• **Work to complete**
Once you have read the records below, report how many lines contain the word "Maven", and give nothing besides that number.

• **Material supplied**
⟨

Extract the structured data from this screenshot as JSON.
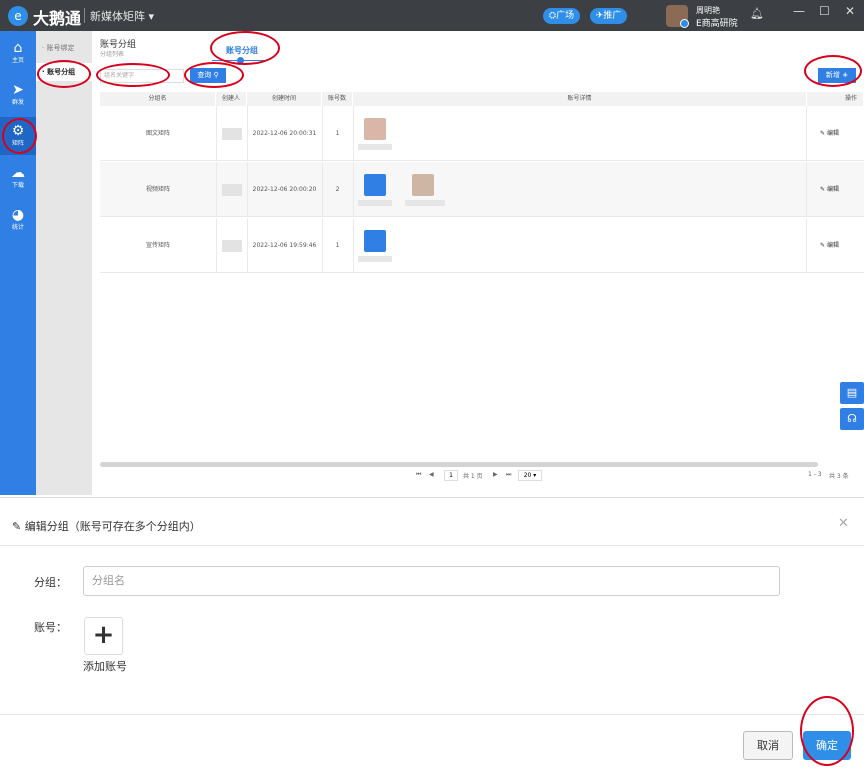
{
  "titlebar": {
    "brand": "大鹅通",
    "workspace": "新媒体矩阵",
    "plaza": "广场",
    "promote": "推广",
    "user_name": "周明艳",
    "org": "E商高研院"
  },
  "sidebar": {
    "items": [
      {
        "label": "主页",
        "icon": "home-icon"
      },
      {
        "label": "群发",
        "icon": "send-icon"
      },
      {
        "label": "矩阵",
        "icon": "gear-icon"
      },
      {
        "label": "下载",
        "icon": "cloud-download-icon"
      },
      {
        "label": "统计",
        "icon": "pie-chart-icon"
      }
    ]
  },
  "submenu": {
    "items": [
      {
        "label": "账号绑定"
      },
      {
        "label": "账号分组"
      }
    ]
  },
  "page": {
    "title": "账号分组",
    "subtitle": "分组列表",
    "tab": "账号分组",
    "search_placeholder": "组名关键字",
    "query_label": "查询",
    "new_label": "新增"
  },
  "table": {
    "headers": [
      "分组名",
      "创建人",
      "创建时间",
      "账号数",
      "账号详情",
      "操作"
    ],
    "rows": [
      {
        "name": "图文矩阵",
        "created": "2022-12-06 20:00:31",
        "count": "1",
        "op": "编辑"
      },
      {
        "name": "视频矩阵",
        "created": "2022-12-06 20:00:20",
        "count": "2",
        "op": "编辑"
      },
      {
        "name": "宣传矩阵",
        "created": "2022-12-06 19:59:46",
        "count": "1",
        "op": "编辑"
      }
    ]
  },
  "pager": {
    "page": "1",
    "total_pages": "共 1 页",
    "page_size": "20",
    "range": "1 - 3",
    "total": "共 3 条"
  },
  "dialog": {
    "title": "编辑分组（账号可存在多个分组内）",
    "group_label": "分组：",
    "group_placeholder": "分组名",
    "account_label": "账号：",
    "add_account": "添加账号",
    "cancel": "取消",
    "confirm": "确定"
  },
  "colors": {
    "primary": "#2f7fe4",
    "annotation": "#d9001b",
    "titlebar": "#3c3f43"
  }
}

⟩
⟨

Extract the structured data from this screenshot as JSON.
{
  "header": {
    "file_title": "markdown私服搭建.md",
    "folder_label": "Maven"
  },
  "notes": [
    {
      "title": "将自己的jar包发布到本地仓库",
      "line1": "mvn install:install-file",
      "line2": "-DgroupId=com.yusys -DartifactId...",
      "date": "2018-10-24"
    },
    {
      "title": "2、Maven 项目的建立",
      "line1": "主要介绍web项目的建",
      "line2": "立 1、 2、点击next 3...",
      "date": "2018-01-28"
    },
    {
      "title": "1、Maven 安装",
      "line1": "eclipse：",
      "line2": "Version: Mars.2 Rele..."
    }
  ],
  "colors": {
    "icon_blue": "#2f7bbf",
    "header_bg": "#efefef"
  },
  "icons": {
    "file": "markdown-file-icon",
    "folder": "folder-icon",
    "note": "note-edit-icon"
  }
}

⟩

• **Written response**
3